## Assignment
Lines that include the string "Göre" are the ones to copy from the entries below.

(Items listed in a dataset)

- - -

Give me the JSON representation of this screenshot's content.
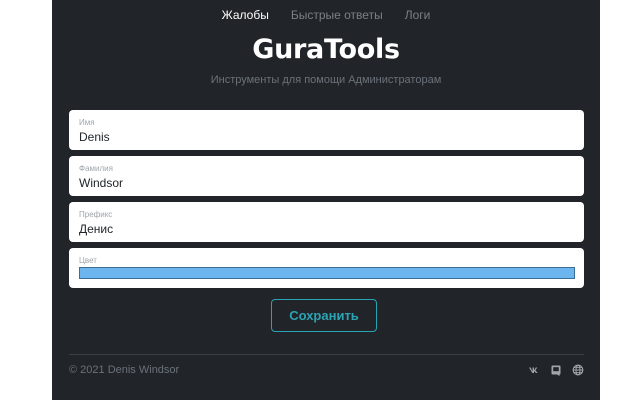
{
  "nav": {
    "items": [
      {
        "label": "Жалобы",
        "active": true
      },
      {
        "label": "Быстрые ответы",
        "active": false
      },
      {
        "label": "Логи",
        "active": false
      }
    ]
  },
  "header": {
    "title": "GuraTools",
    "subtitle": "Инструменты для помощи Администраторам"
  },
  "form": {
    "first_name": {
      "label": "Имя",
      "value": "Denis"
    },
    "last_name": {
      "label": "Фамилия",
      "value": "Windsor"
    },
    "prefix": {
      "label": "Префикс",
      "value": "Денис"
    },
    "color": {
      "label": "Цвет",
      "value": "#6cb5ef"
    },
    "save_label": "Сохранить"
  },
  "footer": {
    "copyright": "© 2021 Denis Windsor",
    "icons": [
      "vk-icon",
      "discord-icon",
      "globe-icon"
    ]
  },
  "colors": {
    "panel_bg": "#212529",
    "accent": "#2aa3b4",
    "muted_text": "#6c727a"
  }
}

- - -

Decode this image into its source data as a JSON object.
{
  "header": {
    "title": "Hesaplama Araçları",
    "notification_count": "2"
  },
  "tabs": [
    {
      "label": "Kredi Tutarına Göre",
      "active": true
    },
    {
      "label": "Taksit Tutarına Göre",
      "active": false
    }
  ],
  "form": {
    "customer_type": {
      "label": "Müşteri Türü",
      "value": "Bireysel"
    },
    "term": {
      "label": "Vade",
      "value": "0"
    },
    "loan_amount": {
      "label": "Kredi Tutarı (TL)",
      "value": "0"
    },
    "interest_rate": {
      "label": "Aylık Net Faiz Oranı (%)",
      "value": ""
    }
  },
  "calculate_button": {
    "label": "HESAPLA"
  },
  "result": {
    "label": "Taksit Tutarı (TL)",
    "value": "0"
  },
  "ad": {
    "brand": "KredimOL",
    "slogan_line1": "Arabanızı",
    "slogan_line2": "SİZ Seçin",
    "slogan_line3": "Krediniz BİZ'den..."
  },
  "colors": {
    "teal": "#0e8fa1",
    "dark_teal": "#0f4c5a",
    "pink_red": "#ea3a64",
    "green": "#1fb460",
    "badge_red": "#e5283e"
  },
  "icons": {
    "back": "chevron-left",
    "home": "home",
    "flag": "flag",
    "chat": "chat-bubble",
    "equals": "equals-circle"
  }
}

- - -

## Solution for this exercise
      "label": "Kredi Tutarına Göre",
      "label": "Taksit Tutarına Göre",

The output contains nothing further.